Hypersensitivity To Multiple Iodinated Contrast Media: A Serie Of Cases
Saturday, March 3, 2018
South Hall A2 (Convention Center)
Natalia Pérez-Sánchez, MD, Maria Salas, MD, PhD, Gador Bogas, MD, PhD, Inmaculada Doña, MD, PhD, Maria Francisca Palomares, PhD, Dolores Cañamero, Maria J Torres, MD, PhD
RATIONALE: Hypersensitivity reactions to iodinated contrast media (ICM) have risen in parallel with an increase in their use, being more frequent nonimmediate reactions (NIR) than immediate ones. Drug Provocation Test (DPT) is useful not only for diagnosis, but also to test for a safer alternative ICM. Our aim was to describe patients who developed NIR to several ICM.

METHODS: We described 7 patients confirmed as having NIR to ≥3 ICM. They underwent intradermal tests (ID) with reading at 48hs to iomeprol, iohexol, iodixanol, and iobitridol, and DPT with the ICM which gave negative ID by incremental doses in 2 separate sessions with a gap of at least 7 days: 30ml of cumulative dose achieved on first day and 100ml on second day.
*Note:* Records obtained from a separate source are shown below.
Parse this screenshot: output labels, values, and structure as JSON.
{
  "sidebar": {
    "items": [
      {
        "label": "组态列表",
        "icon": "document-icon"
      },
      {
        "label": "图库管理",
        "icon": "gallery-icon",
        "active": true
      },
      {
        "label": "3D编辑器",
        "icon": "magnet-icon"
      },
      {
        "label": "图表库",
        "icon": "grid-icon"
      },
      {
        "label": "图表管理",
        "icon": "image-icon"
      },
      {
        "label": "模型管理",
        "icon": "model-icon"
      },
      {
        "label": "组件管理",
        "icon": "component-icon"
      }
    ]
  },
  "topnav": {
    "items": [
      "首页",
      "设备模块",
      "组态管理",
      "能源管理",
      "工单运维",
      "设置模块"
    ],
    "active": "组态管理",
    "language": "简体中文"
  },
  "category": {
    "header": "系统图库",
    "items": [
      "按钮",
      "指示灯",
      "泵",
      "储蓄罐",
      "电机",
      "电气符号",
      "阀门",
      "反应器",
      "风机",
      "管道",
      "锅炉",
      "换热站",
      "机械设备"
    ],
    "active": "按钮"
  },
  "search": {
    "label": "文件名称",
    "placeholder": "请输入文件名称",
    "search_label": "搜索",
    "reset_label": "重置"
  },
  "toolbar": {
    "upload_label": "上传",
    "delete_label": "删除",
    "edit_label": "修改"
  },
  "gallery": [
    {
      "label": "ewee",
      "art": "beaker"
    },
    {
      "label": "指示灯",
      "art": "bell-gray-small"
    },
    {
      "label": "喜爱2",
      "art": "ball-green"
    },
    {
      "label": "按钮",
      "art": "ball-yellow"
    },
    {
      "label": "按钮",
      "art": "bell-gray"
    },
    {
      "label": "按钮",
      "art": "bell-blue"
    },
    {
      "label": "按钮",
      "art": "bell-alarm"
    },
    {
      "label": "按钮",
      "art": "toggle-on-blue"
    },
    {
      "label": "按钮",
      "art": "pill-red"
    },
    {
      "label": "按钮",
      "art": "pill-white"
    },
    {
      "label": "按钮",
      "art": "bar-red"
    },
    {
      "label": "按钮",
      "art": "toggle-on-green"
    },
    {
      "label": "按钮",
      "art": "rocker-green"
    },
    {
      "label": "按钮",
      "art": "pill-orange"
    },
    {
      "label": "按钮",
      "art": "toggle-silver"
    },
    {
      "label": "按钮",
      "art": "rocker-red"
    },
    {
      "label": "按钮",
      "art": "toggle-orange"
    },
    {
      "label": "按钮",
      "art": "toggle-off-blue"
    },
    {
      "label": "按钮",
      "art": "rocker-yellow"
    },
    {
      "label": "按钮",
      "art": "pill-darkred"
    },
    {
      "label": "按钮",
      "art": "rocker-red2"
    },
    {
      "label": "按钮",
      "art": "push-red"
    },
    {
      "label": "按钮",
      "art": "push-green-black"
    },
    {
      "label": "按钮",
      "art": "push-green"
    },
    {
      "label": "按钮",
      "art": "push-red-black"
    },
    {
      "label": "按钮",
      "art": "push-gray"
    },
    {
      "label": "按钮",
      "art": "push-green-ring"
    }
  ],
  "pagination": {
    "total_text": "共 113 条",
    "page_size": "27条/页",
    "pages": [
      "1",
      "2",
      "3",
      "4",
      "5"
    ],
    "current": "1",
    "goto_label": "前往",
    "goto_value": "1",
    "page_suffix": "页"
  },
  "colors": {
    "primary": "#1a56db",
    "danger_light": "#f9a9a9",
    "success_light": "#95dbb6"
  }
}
RESULTS: Patients median age was 67.4 (58-75)y-old; 5 of them experienced maculopapular exanthema and 2 urticaria 10.3 (6-12)hs after ICM administration. ID was positive to ≥2 ICM (2 to iomeprol, 3 to iodixanol and 4 to iohexol) in 4 patients and negative to all ICM tested in 3 patients. All patients reacted in DPT to ICM which gave negative results in ID (3 to iomeprol, 3 to iodixanol and 6 to iobitridol). Symptoms appeared after 21.5 (6-48)hs of administration of a median cumulative dose of 22 (15-30)ml.

CONCLUSIONS: Although negative ID, tolerance to an alternative ICM must be proved by DPT because some patients may be hypersensitive to several of them. DPT must be performed in 2 separate sessions due to patients often react after ≤30ml cumulative dose of ICM.